Using OpenMP—The Next Step
Affinity, Accelerators, Tasking, and SIMD
A guide to the most recent, advanced features of the widely used OpenMP parallel programming model, with coverage of major features in OpenMP 4.5.
This book offers an up-to-date, practical tutorial on advanced features in the widely used OpenMP parallel programming model. Building on the previous volume, Using OpenMP: Portable Shared Memory Parallel Programming (MIT Press), this book goes beyond the fundamentals to focus on what has been changed and added to OpenMP since the 2.5 specifications. It emphasizes four major and advanced areas: thread affinity (keeping threads close to their data), accelerators (special hardware to speed up certain operations), tasking (to parallelize algorithms with a less regular execution flow), and SIMD (hardware assisted operations on vectors).
As in the earlier volume, the focus is on practical usage, with major new features primarily introduced by example. Examples are restricted to C and C++, but are straightforward enough to be understood by Fortran programmers. After a brief recap of OpenMP 2.5, the book reviews enhancements introduced since 2.5. It then discusses in detail tasking, a major functionality enhancement; Non-Uniform Memory Access (NUMA) architectures, supported by OpenMP; SIMD, or Single Instruction Multiple Data; heterogeneous systems, a new parallel programming model to offload computation to accelerators; and the expected further development of OpenMP.
Paperback$50.00 S | £40.00 ISBN: 9780262534789 392 pp. | 8 in x 9 in 250 b&w illus.
OpenMP has grown over its twenty-plus-year history to include vector units, NUMA, irregular parallelism, and GPUs, but books to help you learn OpenMP have not kept pace—until the excellent team of van der Pas, Stotzer, and Terboven wrote this one. If you want to update your knowledge of OpenMP and move beyond parallel loops and basic multithreading, this is the book for you.
Senior Principal Engineer, Intel; author of Patterns for Parallel Programming

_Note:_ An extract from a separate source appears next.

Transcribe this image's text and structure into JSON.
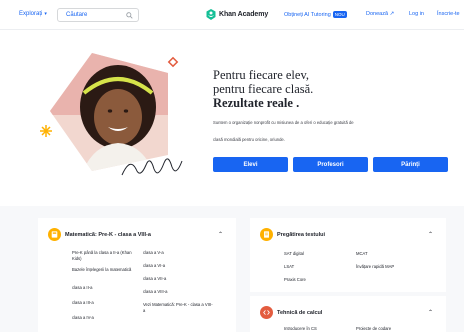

This book is easy to read and well written. It has many practical examples and is a must have for everyone interested in making the best use of the OpenMP language.
CEO of the OpenMP Architecture Review Board